20 May 2002

For further information:
Sheila Hoffmeyer/Ann Kilhoffer
+1.312.644.6610 x5811
+1.312.245.1083 fax
Conference: 21-26 July 2002
Exhibition: 23-25 July 2002

Henry B. Gonzalez Convention Center
San Antonio, Texas USA

David B. Kirk, NVIDIA Corporation, is the 2002 Computer Graphics Achievement Award recipient. The award recognizes his major accomplishments that have provided a significant advance in the state of the art of computer graphics and is still significant and apparent. Kirk was selected for the award to recognize his key technical role in bringing high-performance computer graphics systems to the mass market. Kirk will receive his award this summer at SIGGRAPH 2002, 21 - 26 July 2002, at the Henry B. Gonzalez Convention Center in San Antonio, Texas.

Kirk has been involved in graphics hardware and algorithm research for almost two decades. After receiving training at MIT in mechanical engineering, he received his BS and MS degrees there in 1982 and 1984. Kirk joined Raster Technologies working on the Raster Tech Model 1, Model 1/25, and Model 1/80, which offered z-buffering and shading in firmware. In 1984, he joined Apollo Computer. Along with Doug Voorhies and Olin Lathrop, he co-architected one of the outstanding graphics workstations of the day: the Apollo DN1000VS, the first workstation to offer hardware texture mapping. Kirk has published extensively with collaborator James Arvo, researching algorithms for ray-tracing acceleration, object-oriented ray tracing, and global illumination. He has also edited Graphics Gems III.
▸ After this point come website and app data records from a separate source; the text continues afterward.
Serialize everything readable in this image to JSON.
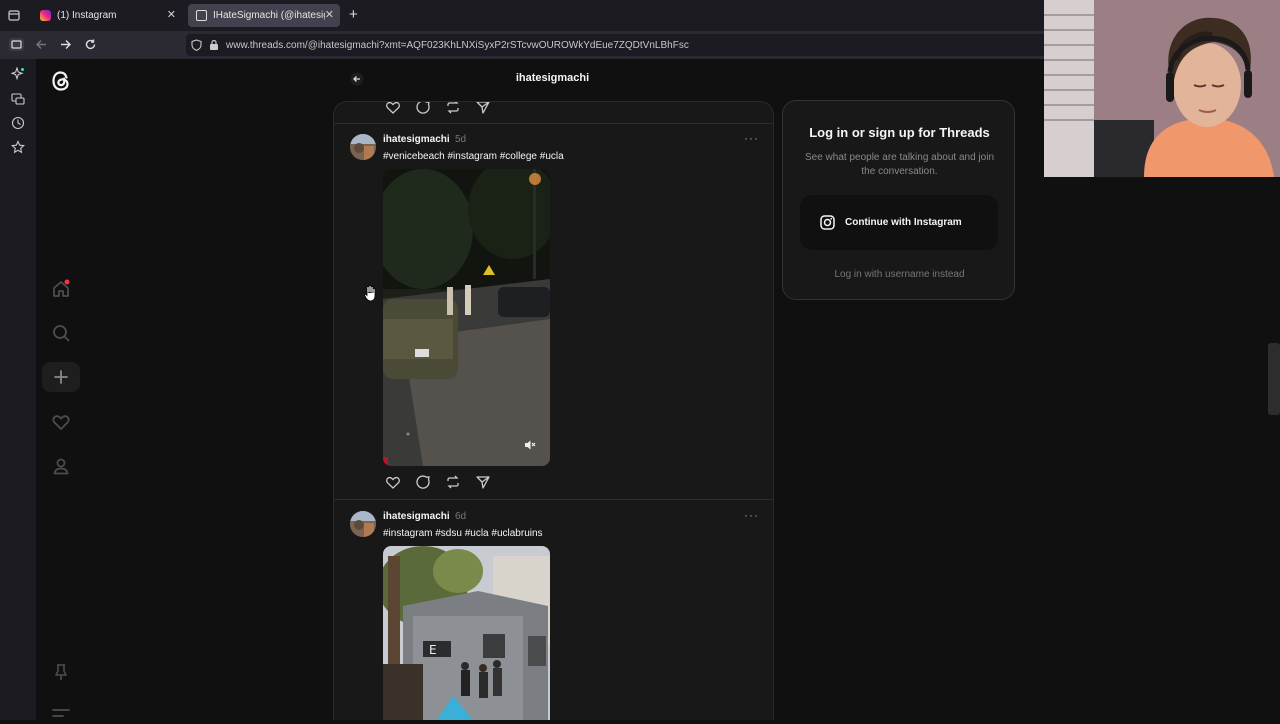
{
  "browser": {
    "tabs": [
      {
        "label": "(1) Instagram",
        "active": false
      },
      {
        "label": "IHateSigmachi (@ihatesigmachi",
        "active": true
      }
    ],
    "url": "www.threads.com/@ihatesigmachi?xmt=AQF023KhLNXiSyxP2rSTcvwOUROWkYdEue7ZQDtVnLBhFsc"
  },
  "header": {
    "title": "ihatesigmachi"
  },
  "posts": [
    {
      "username": "ihatesigmachi",
      "time": "5d",
      "tags": "#venicebeach #instagram #college #ucla",
      "media": "night street video with parked car"
    },
    {
      "username": "ihatesigmachi",
      "time": "6d",
      "tags": "#instagram #sdsu #ucla #uclabruins",
      "media": "photo of fraternity house"
    }
  ],
  "login": {
    "title": "Log in or sign up for Threads",
    "subtitle": "See what people are talking about and join the conversation.",
    "button": "Continue with Instagram",
    "alt": "Log in with username instead"
  },
  "icons": {
    "colors": {
      "background": "#101010",
      "card": "#181818",
      "text": "#f3f5f7",
      "muted": "#777777"
    }
  }
}
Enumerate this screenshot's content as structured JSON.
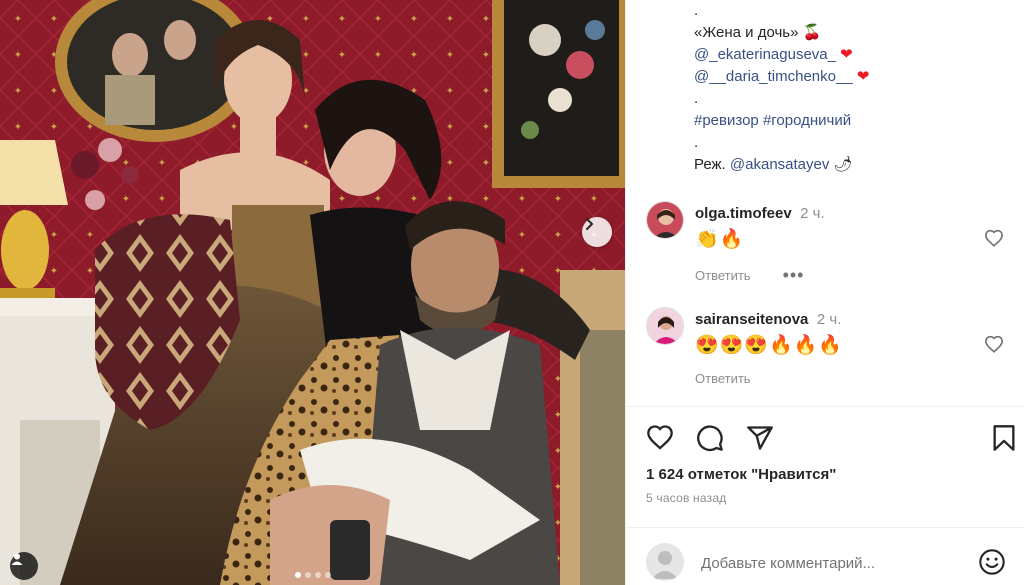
{
  "caption": {
    "top_dot": ".",
    "title": "«Жена и дочь»",
    "title_emoji": "🍒",
    "mention_1": "@_ekaterinaguseva_",
    "mention_1_emoji": "❤",
    "mention_2": "@__daria_timchenko__",
    "mention_2_emoji": "❤",
    "dot_1": ".",
    "hashtag_1": "#ревизор",
    "hashtag_2": "#городничий",
    "dot_2": ".",
    "director_label": "Реж.",
    "director_mention": "@akansatayev",
    "director_emoji": "🌶"
  },
  "comments": [
    {
      "user": "olga.timofeev",
      "time": "2 ч.",
      "text": "👏🔥",
      "reply": "Ответить",
      "more": "•••"
    },
    {
      "user": "sairanseitenova",
      "time": "2 ч.",
      "text": "😍😍😍🔥🔥🔥",
      "reply": "Ответить"
    }
  ],
  "likes_text": "1 624 отметок \"Нравится\"",
  "posted_time": "5 часов назад",
  "add_comment": {
    "placeholder": "Добавьте комментарий..."
  },
  "icons": {
    "like": "heart-icon",
    "comment": "comment-icon",
    "share": "paper-plane-icon",
    "save": "bookmark-icon",
    "next": "chevron-right-icon",
    "tag": "user-tag-icon",
    "emoji": "smiley-icon"
  },
  "colors": {
    "link": "#385185",
    "secondary_text": "#8e8e8e",
    "wall": "#8b1a28"
  }
}
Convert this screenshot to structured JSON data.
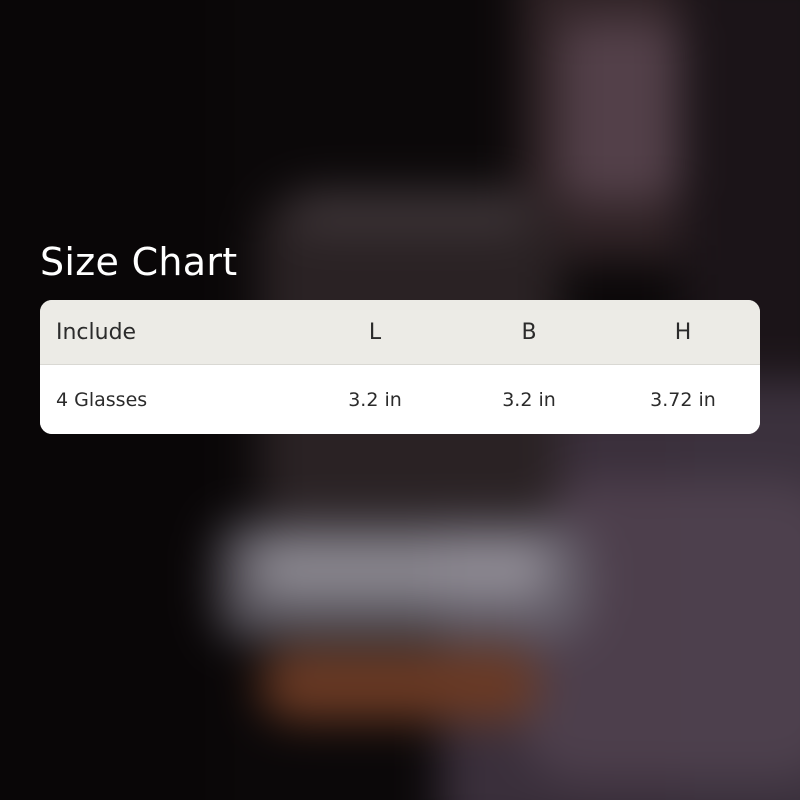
{
  "title": "Size Chart",
  "table": {
    "headers": [
      "Include",
      "L",
      "B",
      "H"
    ],
    "rows": [
      [
        "4 Glasses",
        "3.2 in",
        "3.2 in",
        "3.72 in"
      ]
    ]
  },
  "colors": {
    "header_bg": "#ecebe6",
    "row_bg": "#ffffff",
    "text": "#2b2b2b",
    "title": "#ffffff"
  }
}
In 1989, Kirk went back to school at Caltech, earning a second MS and a PhD degree in computer science. His thesis, "Accurate and Precise Computation Using Analog VLSI, with Applications to Computer Graphics and Neural Networks," was completed in 1993. He then joined Crystal Dynamics as a computer game developer. Kirk said, "It was in this job that I developed a passion for the mass market and bringing graphics to the world."

To accomplish that vision, he joined NVIDIA in 1996. There he drove development of the RIVA128, the RIVA TNT, the GeForce, the GeForce2, GeForce3, and GeForce4. Today he serves as chief scientist and vice president of architecture at NVIDIA. Kirkís vision, dedication to that vision, and achievement in realizing it has influenced the world and computer graphicsí place in it.

SIGGRAPH 2002 is sponsored by ACM SIGGRAPH, the leading professional society for computer graphics and interactive techniques. Information on ACM SIGGRAPH membership and other conferences and activities can be found at
Complete information on SIGGRAPH 2002 conference & exhibition

SIGGRAPH 2002 Contact Information:

SIGGRAPH 2002 Media Relations
Sheila Hoffmeyer or Ann Reichert
+1.312.245.1083 fax

SIGGRAPH 2002 Conference Management
Smith, Bucklin & Associates, Inc.
+1.312.644.6610 x5811
+1.312.321.6876 fax

SIGGRAPH 2002 Exhibition Management
Hall-Erickson, Inc.
Mike Weil
+1.630.434.1216 fax

About ACM
The Association for Computing Machinery (ACM) is a major force in advancing the skills of information technology professionals and students. ACM serves its global membership of 75,000 by delivering cutting edge technical information and transferring ideas from theory to practice. ACM hosts the computing industry's leading Portal to Computing Literature. With its journals and magazines, special interest groups, conferences, workshops and electronic forums, ACM is a primary resource to the information technology field. For additional information, see

Complete information on ACM SIGGRAPH membership and other conferences and activities

> News Releases
> Fact Sheets
> Add Me To Your Mailing List
> SIGGRAPH 2002 Committee
> SIGGRAPH 2002 Logos
> Media Events
> Media Facilities
> Newswire Service
> AV Recording Guidelines
> Media Registration

Back To Main Page
conference exhibition Call for Participation Presenters Media Registration Search SIGGRAPH 2002 Homepage